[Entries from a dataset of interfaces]
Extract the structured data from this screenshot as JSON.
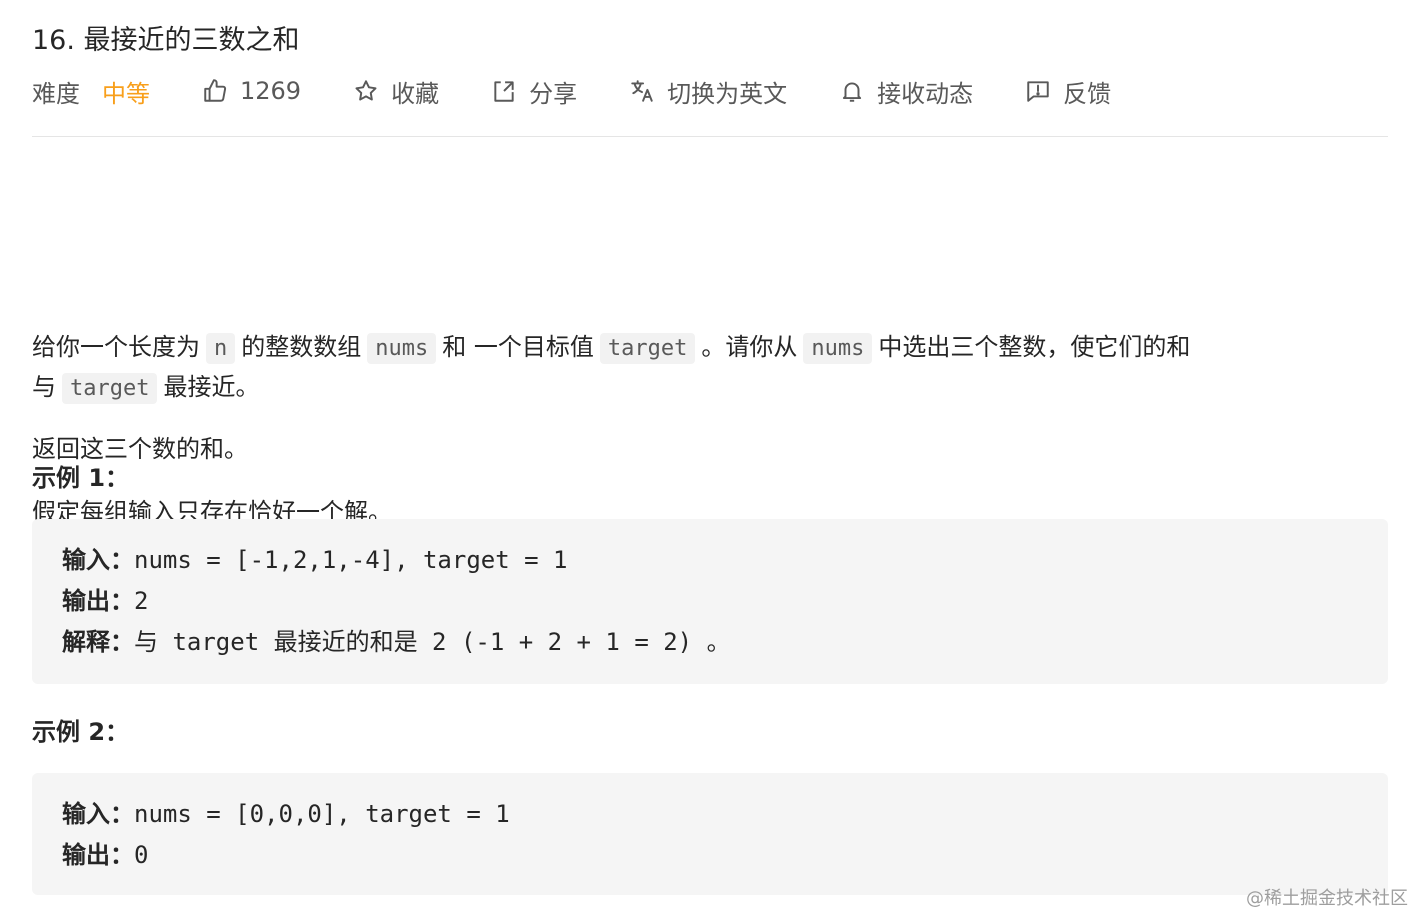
{
  "problem": {
    "title": "16. 最接近的三数之和"
  },
  "toolbar": {
    "difficulty_label": "难度",
    "difficulty_value": "中等",
    "likes": "1269",
    "favorite_label": "收藏",
    "share_label": "分享",
    "switch_lang_label": "切换为英文",
    "notify_label": "接收动态",
    "feedback_label": "反馈"
  },
  "description": {
    "p1_a": "给你一个长度为",
    "p1_code_n": "n",
    "p1_b": "的整数数组",
    "p1_code_nums": "nums",
    "p1_c": "和 一个目标值",
    "p1_code_target": "target",
    "p1_d": "。请你从",
    "p1_code_nums2": "nums",
    "p1_e": "中选出三个整数，使它们的和",
    "p1_f": "与",
    "p1_code_target2": "target",
    "p1_g": "最接近。",
    "p2": "返回这三个数的和。",
    "p3": "假定每组输入只存在恰好一个解。"
  },
  "examples": [
    {
      "title": "示例 1：",
      "input_label": "输入：",
      "input_value": "nums = [-1,2,1,-4], target = 1",
      "output_label": "输出：",
      "output_value": "2",
      "explain_label": "解释：",
      "explain_value": "与 target 最接近的和是 2 (-1 + 2 + 1 = 2) 。"
    },
    {
      "title": "示例 2：",
      "input_label": "输入：",
      "input_value": "nums = [0,0,0], target = 1",
      "output_label": "输出：",
      "output_value": "0"
    }
  ],
  "watermark": "@稀土掘金技术社区",
  "colors": {
    "difficulty_medium": "#f89f1b",
    "code_bg": "#f5f5f5",
    "divider": "#e5e5e5"
  },
  "icons": [
    "thumbs-up-icon",
    "star-icon",
    "share-icon",
    "translate-icon",
    "bell-icon",
    "feedback-icon"
  ]
}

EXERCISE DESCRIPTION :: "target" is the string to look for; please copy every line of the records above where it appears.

TASK RESPONSE ::
    "p1_code_target": "target",
    "p1_code_target2": "target",
      "input_value": "nums = [-1,2,1,-4], target = 1",
      "explain_value": "与 target 最接近的和是 2 (-1 + 2 + 1 = 2) 。"
      "input_value": "nums = [0,0,0], target = 1",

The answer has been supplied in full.